Extracts from new proposal:

Marine, mammals and reptiles

Over the years there have been sitings of cetaceans (whales and dolphins), seals, marine turtles and reptiles within Botany Bay. These species are irregular visitors to the Botany Bay and their usage of the waterway is generally confined to the mouth of the bay and southern seagrass and shallow sand bar complex off Towra Point.

Sea, shore and wading birds

Fishing seabirds (other than the resident or regionally local cormorants, silver gulls, pelicans plus terns) are not generally associated with the shorelines of the study area and are generally seasonal visitors over the waters of the study corridor. Wader and shorebird species plus migratory fishing birds such as Little Terns, generally do not utilise the project area in high numbers and those that do occur exhibit a fair degree of flexibility in their use of available habitats, utilising other foraging and roosting sites within Botany Bay more frequently.

Overview of impacts

The three key elements of possible impact for aquatic communities are direct disturbance of aquatic habitats from dredging or burial, indirect smothering impacts on aquatic habitats from sediments derived from dredging and spoil disposal activities, and possible indirect impacts on adjacent habitats arising from alterations to wave climate. The worksites are located the following distances from important seagrass and rocky reef aquatic ecosystems:

  • 850 m southwest of the Astrolabe Cove deep reef habitat;
  • 525 m west of the Bare Island bombora reef extension;
  • 700 m northeast of Watts Reef;
  • 1,000 m northeast of the Kurnell seagrass bed;
  • 1,350 m northeast of the fish farm adjacent to Kurnell Pier (Caltex wharf);
  • 3.7 km from the nearest point in the Towra Point Aquatic Reserve (at Bonna Point); and
  • More than 4 km northeast of oyster growing facilities in Quibray Bay.

Some 7.7 ha of soft sediment habitat area is to be disturbed by dredging and disposal. Overall, given the relatively small areas of soft sediment habitat to be disturbed when compared to the available area of this type of habitat in the Bay, it is concluded that the direct impacts of dredging and storage of dredged material would be insignificant. The separation distances between the work sites and important seagrass and rocky reef habitats minimises the potential for direct impacts. The proposal does not involve any works within aquatic or nature reserves in Botany Bay.

Indirect Impacts
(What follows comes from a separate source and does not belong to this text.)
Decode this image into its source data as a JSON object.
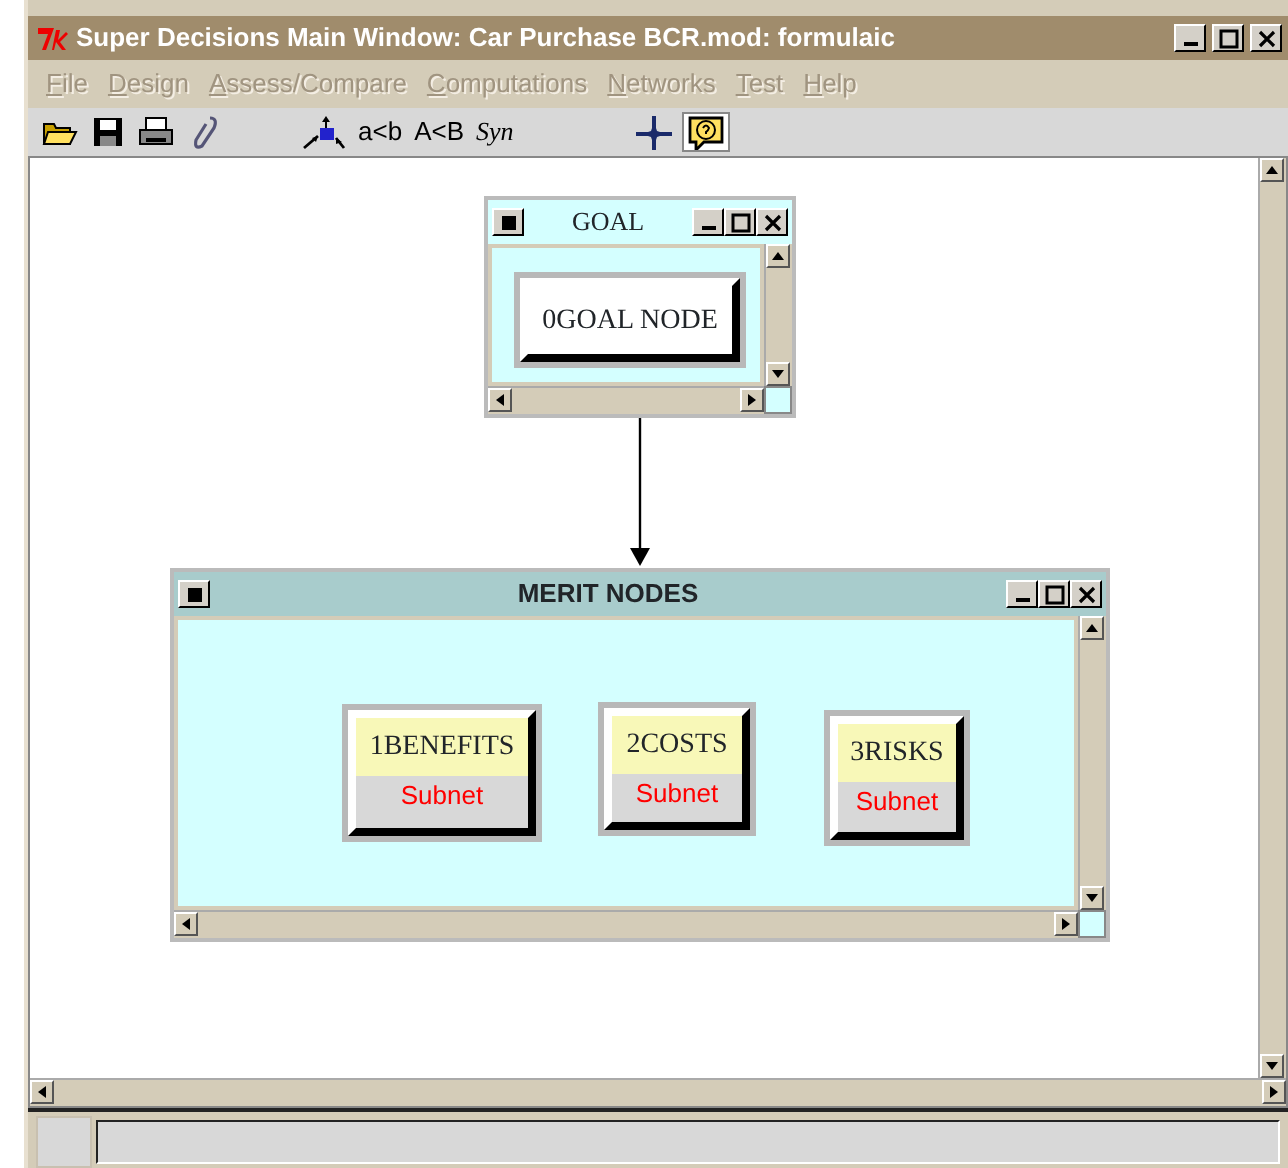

There are two indirect smothering impacts on aquatic ecosystems arising from the dredging and spoil disposal works; (i) the possibility of smothering by sediments re-distributed by wave action and (ii) the possibility of smothering or shading from sediment derived from turbidity/sediment plumes arising from the two activities.

The proposed dredging and storage of dredged material is unlikely to disturb Caulerpa plants and introduce fragments to the water column which could be transported to other parts of the bay to settle and grow.